Vinnie’s condition has continued to worsen but his new family, Dave and Cath Harfield and their kids James and Lizzie, have done everything they can to keep his health and quality of life at optimum levels. Since getting an official diagnosis of Degenerative Myelopathy in June last year, the Harfields have tried a number of treatments aimed at delaying Vinnie’s paralysis for as long as possible. These included stemcell therapy and steroid treatment from Stem Cell Vet UK along with hydrotherapy and physiotherapy from local specialist Pawseidon Hydrohub.
“Sadly, there’s no cure for Degenerative Myleopathy,” said Dave. “It’s all about delaying the onset and while the treatments we’ve pursued have helped Vinnie greatly, he recently reached a point where his lack of mobility was beginning to affect his quality of life. Despite his difficulties in moving around, Vinnie remains full of life and all the drive, determination and spirit of a working police dog is still there. So at the start of the year we decided to buy him a specialist dog wheelchair. It’s made a huge difference and it’s been quite emotional watching him enjoying all the things he used to love; like running on the beach, fetching sticks and even chasing the odd squirrel.”
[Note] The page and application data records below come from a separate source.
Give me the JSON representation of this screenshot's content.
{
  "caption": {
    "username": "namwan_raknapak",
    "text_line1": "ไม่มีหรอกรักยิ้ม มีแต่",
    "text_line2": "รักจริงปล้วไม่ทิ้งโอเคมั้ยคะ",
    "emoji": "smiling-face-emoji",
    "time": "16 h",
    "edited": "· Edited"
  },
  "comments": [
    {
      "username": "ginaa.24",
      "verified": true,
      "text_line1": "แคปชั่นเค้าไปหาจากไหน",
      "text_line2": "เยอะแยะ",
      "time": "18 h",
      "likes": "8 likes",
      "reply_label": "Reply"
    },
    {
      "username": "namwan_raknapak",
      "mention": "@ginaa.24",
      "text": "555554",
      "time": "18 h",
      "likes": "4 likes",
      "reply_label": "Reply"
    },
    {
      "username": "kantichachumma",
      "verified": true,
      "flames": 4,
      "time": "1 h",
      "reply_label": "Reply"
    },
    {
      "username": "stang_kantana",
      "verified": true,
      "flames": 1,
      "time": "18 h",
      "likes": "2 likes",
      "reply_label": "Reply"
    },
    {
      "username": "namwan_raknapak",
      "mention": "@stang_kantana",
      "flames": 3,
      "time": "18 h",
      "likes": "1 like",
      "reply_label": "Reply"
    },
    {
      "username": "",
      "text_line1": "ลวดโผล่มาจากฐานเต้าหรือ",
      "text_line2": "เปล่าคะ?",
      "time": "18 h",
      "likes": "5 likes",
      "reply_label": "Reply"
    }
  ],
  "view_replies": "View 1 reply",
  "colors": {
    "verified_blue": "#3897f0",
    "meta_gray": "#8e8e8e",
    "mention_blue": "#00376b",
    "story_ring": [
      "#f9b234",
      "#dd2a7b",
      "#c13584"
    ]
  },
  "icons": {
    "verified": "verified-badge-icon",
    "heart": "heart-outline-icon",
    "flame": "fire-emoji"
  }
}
Vinnie’s family were fortunate when it came to the cost of the medical treatment, with pet insurance paying the majority of vet bills that ran into thousands of pounds, but there was little provision for any help with his wheelchair. Thankfully Pawsome Pensions, an independent local organisation which helps retired police and fire dogs, stepped in with the kind offer of contributing to the cost.